§ **PROBLEM DESCRIPTION**: Reproduce the entries in full and exactly. Pictures stay out.

==== DATA TO EXAMINE ====

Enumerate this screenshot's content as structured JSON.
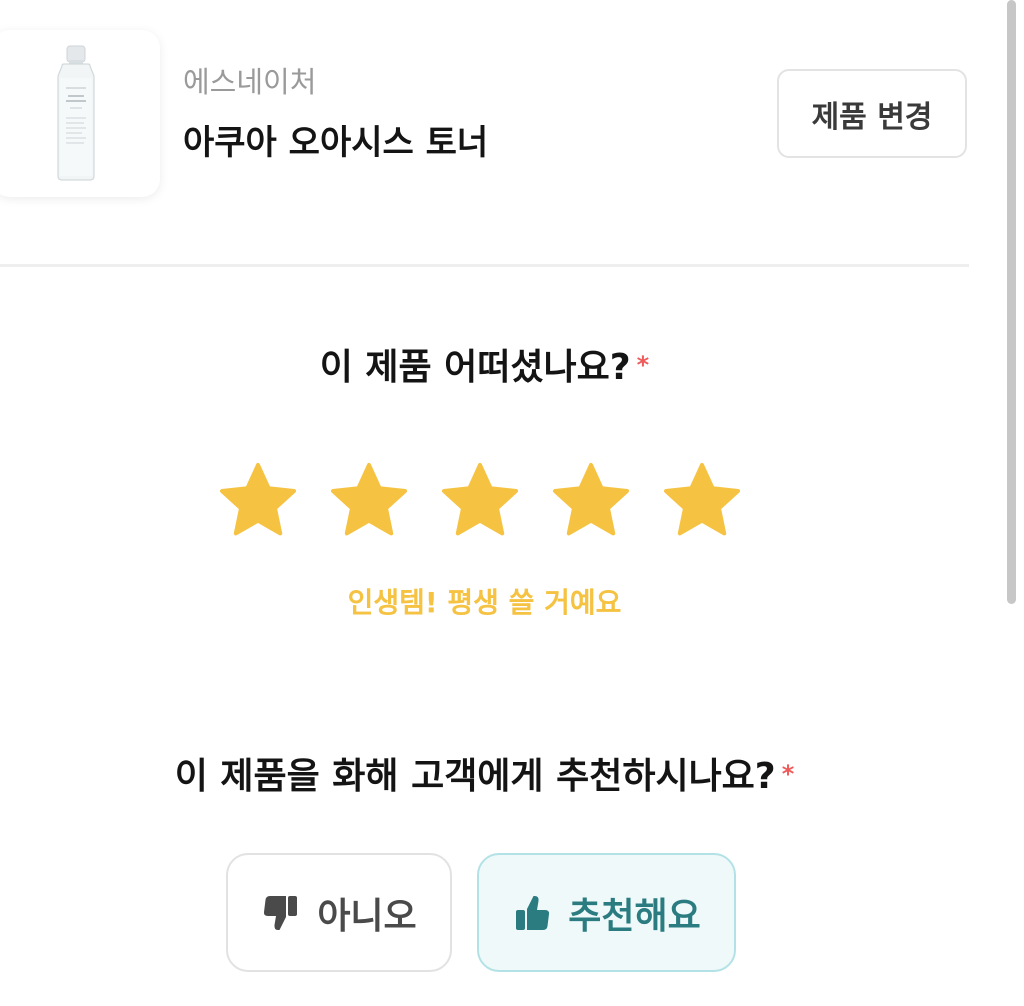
{
  "product": {
    "brand": "에스네이처",
    "name": "아쿠아 오아시스 토너",
    "bottle_label": "S.NATURE\nAQUA\nOASIS TONER",
    "change_button": "제품 변경"
  },
  "rating": {
    "question": "이 제품 어떠셨나요?",
    "required_mark": "*",
    "value": 5,
    "max": 5,
    "caption": "인생템! 평생 쓸 거예요",
    "star_color": "#f5c242"
  },
  "recommend": {
    "question": "이 제품을 화해 고객에게 추천하시나요?",
    "required_mark": "*",
    "no_label": "아니오",
    "yes_label": "추천해요",
    "selected": "yes"
  },
  "colors": {
    "required": "#ef5a5a",
    "accent_teal": "#2b7c80",
    "star": "#f5c242"
  },
  "icons": {
    "no": "thumbs-down-icon",
    "yes": "thumbs-up-icon"
  }
}
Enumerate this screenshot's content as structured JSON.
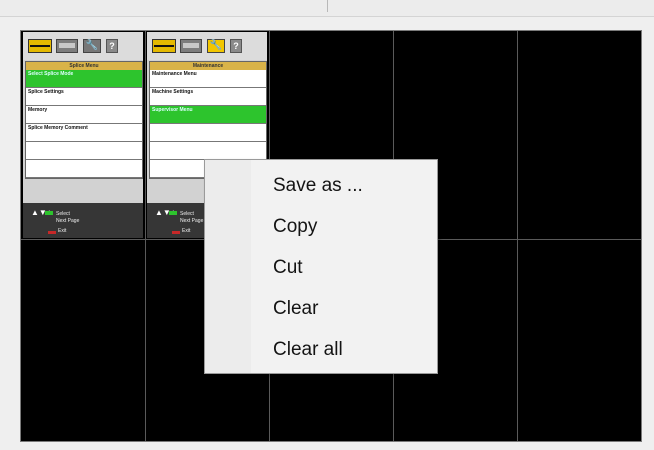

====

§ **EXERCISE RESULT**:
Enumerate this screenshot's content as structured JSON.
{
  "product": {
    "brand": "에스네이처",
    "name": "아쿠아 오아시스 토너",
    "bottle_label": "S.NATURE\nAQUA\nOASIS TONER",
    "change_button": "제품 변경"
  },
  "rating": {
    "question": "이 제품 어떠셨나요?",
    "required_mark": "*",
    "value": 5,
    "max": 5,
    "caption": "인생템! 평생 쓸 거예요",
    "star_color": "#f5c242"
  },
  "recommend": {
    "question": "이 제품을 화해 고객에게 추천하시나요?",
    "required_mark": "*",
    "no_label": "아니오",
    "yes_label": "추천해요",
    "selected": "yes"
  },
  "colors": {
    "required": "#ef5a5a",
    "accent_teal": "#2b7c80",
    "star": "#f5c242"
  },
  "icons": {
    "no": "thumbs-down-icon",
    "yes": "thumbs-up-icon"
  }
}
Enumerate this screenshot's content as structured JSON.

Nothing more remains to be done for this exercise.